[[ Supplied material, beginning ]]

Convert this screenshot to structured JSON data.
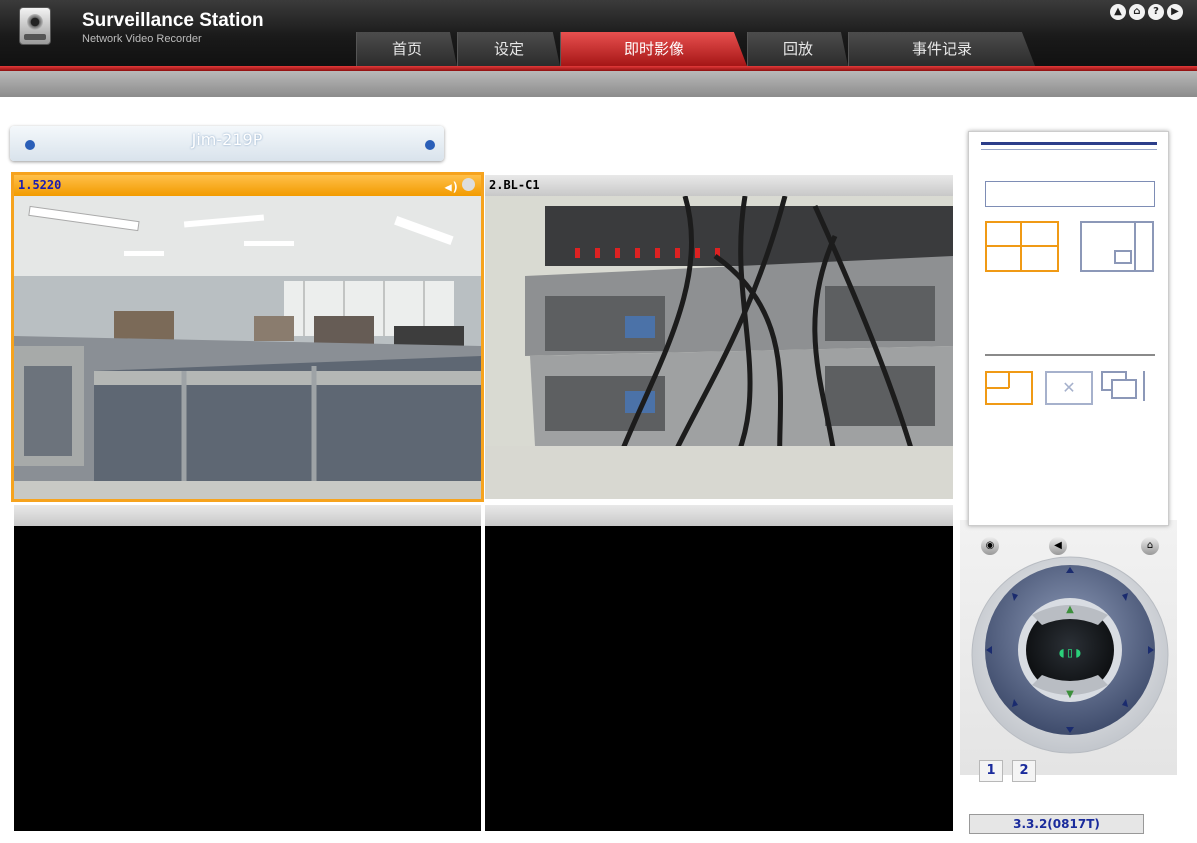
{
  "app": {
    "title": "Surveillance Station",
    "subtitle": "Network Video Recorder"
  },
  "tabs": [
    {
      "label": "首页"
    },
    {
      "label": "设定"
    },
    {
      "label": "即时影像"
    },
    {
      "label": "回放"
    },
    {
      "label": "事件记录"
    }
  ],
  "active_tab": "即时影像",
  "host": {
    "name": "Jim-219P"
  },
  "cameras": [
    {
      "label": "1.5220",
      "status": "active"
    },
    {
      "label": "2.BL-C1",
      "status": "normal"
    },
    {
      "label": "",
      "status": "empty"
    },
    {
      "label": "",
      "status": "empty"
    }
  ],
  "pages": [
    "1",
    "2"
  ],
  "version": "3.3.2(0817T)",
  "colors": {
    "accent_red": "#c8202a",
    "active_orange": "#f6a31e",
    "panel_blue": "#1a2b9c"
  },
  "icons": {
    "top": [
      "up-icon",
      "home-icon",
      "help-icon",
      "logout-icon"
    ],
    "ptz_top": [
      "snapshot-icon",
      "audio-icon",
      "ptz-home-icon"
    ]
  }
}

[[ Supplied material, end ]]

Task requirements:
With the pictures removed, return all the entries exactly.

Output below:
Convert this screenshot to structured JSON data.
{
  "app": {
    "title": "Surveillance Station",
    "subtitle": "Network Video Recorder"
  },
  "tabs": [
    {
      "label": "首页"
    },
    {
      "label": "设定"
    },
    {
      "label": "即时影像"
    },
    {
      "label": "回放"
    },
    {
      "label": "事件记录"
    }
  ],
  "active_tab": "即时影像",
  "host": {
    "name": "Jim-219P"
  },
  "cameras": [
    {
      "label": "1.5220",
      "status": "active"
    },
    {
      "label": "2.BL-C1",
      "status": "normal"
    },
    {
      "label": "",
      "status": "empty"
    },
    {
      "label": "",
      "status": "empty"
    }
  ],
  "pages": [
    "1",
    "2"
  ],
  "version": "3.3.2(0817T)",
  "colors": {
    "accent_red": "#c8202a",
    "active_orange": "#f6a31e",
    "panel_blue": "#1a2b9c"
  },
  "icons": {
    "top": [
      "up-icon",
      "home-icon",
      "help-icon",
      "logout-icon"
    ],
    "ptz_top": [
      "snapshot-icon",
      "audio-icon",
      "ptz-home-icon"
    ]
  }
}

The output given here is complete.